#### YOUR OBJECTIVE:
Give every line from the entries that contains "JSON".

Stored dataset items:
- Opening Delimiter -

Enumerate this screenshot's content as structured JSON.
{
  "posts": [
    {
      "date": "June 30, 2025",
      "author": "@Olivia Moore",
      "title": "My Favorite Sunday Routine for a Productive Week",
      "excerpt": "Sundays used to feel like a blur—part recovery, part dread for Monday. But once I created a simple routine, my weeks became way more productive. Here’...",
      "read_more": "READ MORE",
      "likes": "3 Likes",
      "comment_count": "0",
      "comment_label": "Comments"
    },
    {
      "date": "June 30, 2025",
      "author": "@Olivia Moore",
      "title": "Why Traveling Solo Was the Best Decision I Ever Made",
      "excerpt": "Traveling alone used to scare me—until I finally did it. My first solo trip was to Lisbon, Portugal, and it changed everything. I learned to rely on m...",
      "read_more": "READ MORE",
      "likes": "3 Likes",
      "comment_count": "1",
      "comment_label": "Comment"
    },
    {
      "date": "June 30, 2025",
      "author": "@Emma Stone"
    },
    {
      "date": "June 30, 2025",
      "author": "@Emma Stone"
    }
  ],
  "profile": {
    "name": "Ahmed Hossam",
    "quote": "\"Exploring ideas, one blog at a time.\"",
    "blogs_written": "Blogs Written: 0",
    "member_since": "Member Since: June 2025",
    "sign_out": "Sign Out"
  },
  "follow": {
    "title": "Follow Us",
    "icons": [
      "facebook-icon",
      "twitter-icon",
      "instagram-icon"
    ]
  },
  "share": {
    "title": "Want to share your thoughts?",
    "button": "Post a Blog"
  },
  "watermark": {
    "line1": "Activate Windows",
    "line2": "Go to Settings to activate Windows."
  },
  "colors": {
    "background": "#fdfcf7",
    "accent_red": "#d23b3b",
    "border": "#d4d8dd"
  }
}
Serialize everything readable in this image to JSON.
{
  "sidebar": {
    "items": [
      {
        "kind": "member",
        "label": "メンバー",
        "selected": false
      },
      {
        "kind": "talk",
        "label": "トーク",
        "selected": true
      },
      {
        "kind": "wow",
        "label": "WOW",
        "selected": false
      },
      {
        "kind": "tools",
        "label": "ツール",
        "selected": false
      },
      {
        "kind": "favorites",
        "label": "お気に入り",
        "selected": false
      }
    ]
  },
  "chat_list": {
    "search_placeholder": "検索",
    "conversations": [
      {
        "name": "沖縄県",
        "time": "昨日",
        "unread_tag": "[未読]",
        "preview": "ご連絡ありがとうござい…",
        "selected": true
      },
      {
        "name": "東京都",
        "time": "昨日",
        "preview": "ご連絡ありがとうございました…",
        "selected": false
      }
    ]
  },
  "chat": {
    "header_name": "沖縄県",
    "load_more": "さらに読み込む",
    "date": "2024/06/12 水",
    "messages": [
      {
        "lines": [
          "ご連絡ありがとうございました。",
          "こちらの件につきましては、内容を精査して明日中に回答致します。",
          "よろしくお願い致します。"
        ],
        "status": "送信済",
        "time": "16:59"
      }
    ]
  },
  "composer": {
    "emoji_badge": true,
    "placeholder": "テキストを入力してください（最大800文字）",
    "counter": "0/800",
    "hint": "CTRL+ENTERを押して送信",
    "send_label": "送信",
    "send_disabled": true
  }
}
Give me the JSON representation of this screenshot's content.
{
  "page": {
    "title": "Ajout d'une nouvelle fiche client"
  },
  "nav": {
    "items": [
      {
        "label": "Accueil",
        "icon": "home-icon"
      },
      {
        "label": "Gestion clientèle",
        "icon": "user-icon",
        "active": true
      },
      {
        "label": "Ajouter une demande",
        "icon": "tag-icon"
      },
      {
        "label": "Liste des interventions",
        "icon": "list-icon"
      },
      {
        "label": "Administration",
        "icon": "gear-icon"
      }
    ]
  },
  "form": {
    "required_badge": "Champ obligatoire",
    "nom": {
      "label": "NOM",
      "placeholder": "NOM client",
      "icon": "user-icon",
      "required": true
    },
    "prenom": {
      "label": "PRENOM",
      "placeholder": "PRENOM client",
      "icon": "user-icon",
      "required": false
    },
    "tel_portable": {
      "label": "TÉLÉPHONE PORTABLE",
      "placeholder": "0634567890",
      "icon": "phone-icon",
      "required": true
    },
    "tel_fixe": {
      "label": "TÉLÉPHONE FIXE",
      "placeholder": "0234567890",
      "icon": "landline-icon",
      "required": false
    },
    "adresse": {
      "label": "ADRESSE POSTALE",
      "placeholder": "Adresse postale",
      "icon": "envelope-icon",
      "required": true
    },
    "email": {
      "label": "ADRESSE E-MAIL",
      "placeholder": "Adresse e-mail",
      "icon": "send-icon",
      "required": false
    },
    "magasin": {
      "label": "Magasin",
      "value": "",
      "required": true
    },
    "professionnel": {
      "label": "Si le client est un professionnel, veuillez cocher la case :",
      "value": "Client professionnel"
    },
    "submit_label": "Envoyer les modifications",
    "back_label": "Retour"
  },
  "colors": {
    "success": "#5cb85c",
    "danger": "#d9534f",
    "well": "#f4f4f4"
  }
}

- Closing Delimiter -

#### ANSWER TO THIS EXERCISE:
Enumerate this screenshot's content as structured JSON.
Serialize everything readable in this image to JSON.
Give me the JSON representation of this screenshot's content.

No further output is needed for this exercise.